Thursday, July 16, 2009

Grammar: They all begin with THE

Since I'm swamped with work and last minute book release stuff, so this will be a short grammar goof column.

First of all, thank you to ByronStar for the title of this column.

The English language has some interesting spellings that trip up those learning English as a second, third or fifth language because the way it sounds is not always the way it's written. For example: THEIR, PIERCE, NEIGHBOR, etc. The common factor is the combination of IE and EI.

The rule I learned was I before E, except after C. Well, in the case of NEIGHBOR, there is no C and yet it's spelled EI and not IE. There are words in the English language that are peculiar in spelling, but that you will just have to memorize. It's that simple. That brings us to today's requested grammar goof, how to tell when to use THEIR, THEY'RE and THERE. It would seem to be logical and quite easy to figure out, but these three words, also called homonyms because they sound the same and are spelled differently and have different meanings. Still, these three words are often mixed up.

To begin with, they all begin with THE. That at least helps with spelling THEIR, since the clue makes it obvious whether I goes before E or vice versa. It's the latter.

THEIR is a possessive pronoun and therefore used to denote ownership.

It is THEIR turn, not yours.
Get out of THEIR way.

THEY'RE is a pronoun and a verb connected by an apostrophe to denote a contraction of two words: THEY ARE. Remember what I said about losing contraction privileges if you cannot use the contracted form of pronoun and verb properly; you must spell out both words: THEY ARE.

Why should I let them have THEIR turn when THEY'RE not sharing?
THEY'RE in my way. I'm not in THEIR way.

THERE is a designation of place.

It's over THERE.
I want to go THERE.

THERE can also be a verb, adverb or noun according to Merriam-Webster's dictionary. Unless you're typing very fast and aren't paying attention to what you're doing, there is really no reason to mix up these three words, and that is where most grammar goofs come from, not taking enough time to think what goes on the page.

THERE is no reason to mistake THEIR intentions when THEY'RE not taking the time to do it right. I was always taught that it is a waste of time -- mine and yours -- not to do things right the first time.

Grammar doesn't have to be difficult or take a lot of time if you slow down to cruising speed when writing anything. The more often you do it right, the less often you'll make simple grammar goofs.

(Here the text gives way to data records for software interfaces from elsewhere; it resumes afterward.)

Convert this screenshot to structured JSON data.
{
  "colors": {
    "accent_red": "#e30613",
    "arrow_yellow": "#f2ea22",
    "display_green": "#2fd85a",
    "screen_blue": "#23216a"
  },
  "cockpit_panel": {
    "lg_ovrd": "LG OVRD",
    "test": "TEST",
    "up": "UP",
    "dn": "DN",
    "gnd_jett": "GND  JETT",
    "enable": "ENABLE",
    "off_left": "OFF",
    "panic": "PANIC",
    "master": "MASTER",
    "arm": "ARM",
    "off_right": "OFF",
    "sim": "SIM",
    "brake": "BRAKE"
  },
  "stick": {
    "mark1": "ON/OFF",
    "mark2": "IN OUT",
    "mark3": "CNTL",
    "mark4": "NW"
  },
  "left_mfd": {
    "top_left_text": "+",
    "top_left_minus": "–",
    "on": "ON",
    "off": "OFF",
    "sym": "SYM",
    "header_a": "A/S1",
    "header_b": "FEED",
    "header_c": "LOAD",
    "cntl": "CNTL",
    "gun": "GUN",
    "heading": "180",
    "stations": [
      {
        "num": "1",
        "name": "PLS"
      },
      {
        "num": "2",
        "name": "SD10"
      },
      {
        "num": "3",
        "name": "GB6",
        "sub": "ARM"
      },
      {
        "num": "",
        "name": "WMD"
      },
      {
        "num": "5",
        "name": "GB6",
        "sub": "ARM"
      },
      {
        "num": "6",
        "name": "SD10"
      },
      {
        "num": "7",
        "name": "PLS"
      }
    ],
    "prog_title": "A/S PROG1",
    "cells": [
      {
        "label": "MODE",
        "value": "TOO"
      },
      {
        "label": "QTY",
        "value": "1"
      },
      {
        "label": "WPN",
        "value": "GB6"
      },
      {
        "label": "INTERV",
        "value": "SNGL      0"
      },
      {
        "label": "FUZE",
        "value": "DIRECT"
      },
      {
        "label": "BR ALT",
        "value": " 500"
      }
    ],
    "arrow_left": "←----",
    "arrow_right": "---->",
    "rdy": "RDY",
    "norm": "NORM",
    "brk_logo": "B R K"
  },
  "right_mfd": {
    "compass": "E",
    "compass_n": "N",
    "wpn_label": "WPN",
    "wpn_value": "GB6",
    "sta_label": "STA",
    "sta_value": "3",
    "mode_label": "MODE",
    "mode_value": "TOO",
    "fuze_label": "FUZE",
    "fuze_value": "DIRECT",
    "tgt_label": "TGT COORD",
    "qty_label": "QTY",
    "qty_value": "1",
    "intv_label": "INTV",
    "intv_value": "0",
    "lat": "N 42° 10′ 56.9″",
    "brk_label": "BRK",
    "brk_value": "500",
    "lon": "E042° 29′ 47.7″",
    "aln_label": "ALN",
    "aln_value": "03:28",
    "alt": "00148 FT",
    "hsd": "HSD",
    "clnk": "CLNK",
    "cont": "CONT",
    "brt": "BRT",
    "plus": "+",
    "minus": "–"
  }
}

Until next week, when I hope to have more time to get into a subject that worries many writers (commas), here's hoping your grammar goofs are few. All it takes is a little time to do it right.

No comments: